There’s also a coolness and an emotional detachment here, one that has been favorably, and deservedly, compared to the films of Sidney Lumet but which might frustrate some audiences expecting something else “” and, admittedly, something less, like your standard-issue mob-movie shoot-’em-up. A Most Violent Year is steeped in mood, courtesy Bradford Young’s first-rate cinematography, yet it’s a film in which characters suppress their emotions, lest they be perceived as weak or vulnerable.

David Oyelowo, so impressive as MLK in the recent Selma, is in good form as an assistant DA whose own ambitions “” to prosecute Abel and those in his line of work “” are in danger of being compromised, and Albert Brooks (sporting a wicked comb-over) plays Abel’s most trusted adviser and a voice of reason, his moral, or amoral, compass, as it were.
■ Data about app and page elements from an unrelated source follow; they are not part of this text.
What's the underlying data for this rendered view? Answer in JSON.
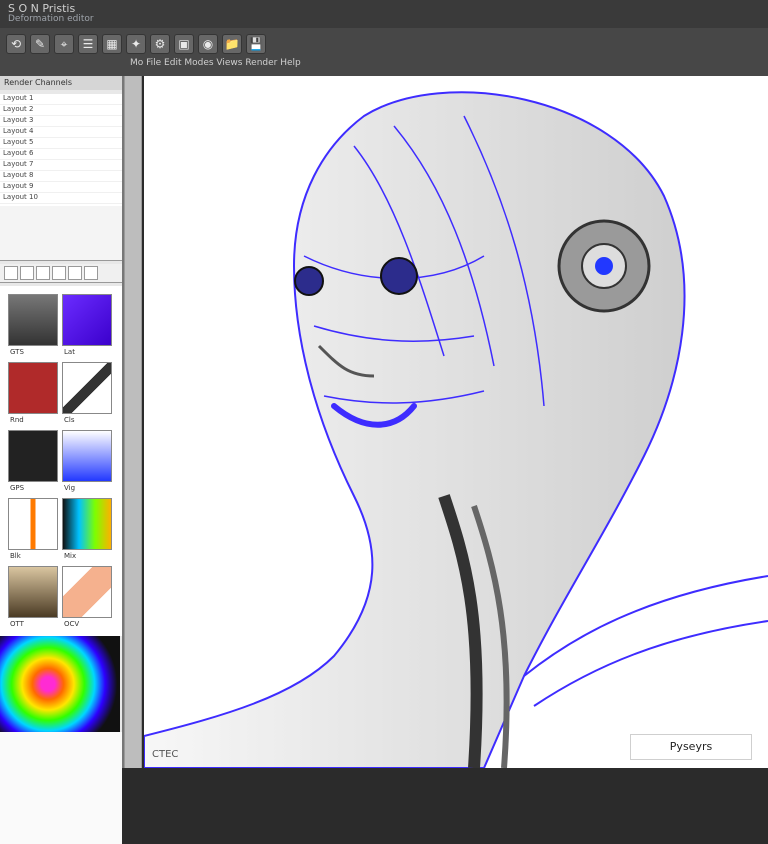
{
  "window": {
    "title": "S O N Pristis",
    "subtitle": "Deformation editor"
  },
  "toolbar": {
    "icons": [
      "refresh-icon",
      "pen-icon",
      "select-icon",
      "layers-icon",
      "grid-icon",
      "brush-icon",
      "settings-icon",
      "image-icon",
      "eye-icon",
      "folder-icon",
      "save-icon"
    ],
    "labels": "Mo  File  Edit  Modes  Views  Render  Help"
  },
  "sidebar": {
    "header": "Render Channels",
    "list_rows": [
      "Layout 1",
      "Layout 2",
      "Layout 3",
      "Layout 4",
      "Layout 5",
      "Layout 6",
      "Layout 7",
      "Layout 8",
      "Layout 9",
      "Layout 10"
    ],
    "swatch_labels": [
      "GTS",
      "Lat",
      "Rnd",
      "Cls",
      "GPS",
      "Vig",
      "Blk",
      "Mix",
      "OTT",
      "OCV"
    ]
  },
  "canvas": {
    "watermark": "Pyseyrs",
    "footer": "CTEC"
  },
  "colors": {
    "accent": "#3e2cff",
    "shade": "#7e7e7e"
  }
}
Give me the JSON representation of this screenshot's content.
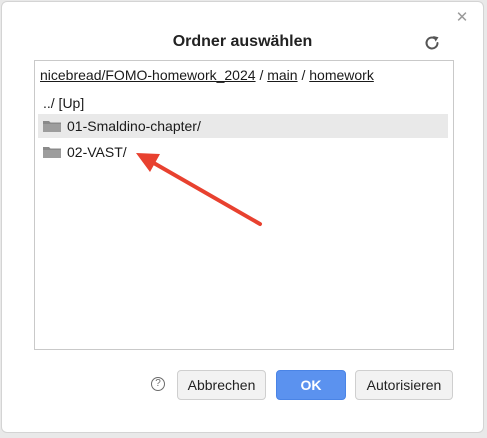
{
  "dialog": {
    "title": "Ordner auswählen",
    "close_icon": "close-icon",
    "refresh_icon": "refresh-icon"
  },
  "breadcrumb": {
    "path": "nicebread/FOMO-homework_2024",
    "sep1": "/",
    "branch": "main",
    "sep2": "/",
    "folder": "homework"
  },
  "listing": {
    "up_label": "../ [Up]",
    "items": [
      {
        "label": "01-Smaldino-chapter/",
        "icon": "folder-icon",
        "selected": true
      },
      {
        "label": "02-VAST/",
        "icon": "folder-icon",
        "selected": false
      }
    ]
  },
  "buttons": {
    "help_label": "?",
    "cancel_label": "Abbrechen",
    "ok_label": "OK",
    "authorize_label": "Autorisieren"
  },
  "colors": {
    "primary": "#5b92ef",
    "annotation_arrow": "#e8412f",
    "selected_row": "#e9e9e9"
  }
}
A Most Violent Year is a fine piece of work all around and one of 2014’s best films. With three successes to his credit, one can only wonder with anticipation what Chandor’s next endeavor will be.

A Most Violent Year opens Friday.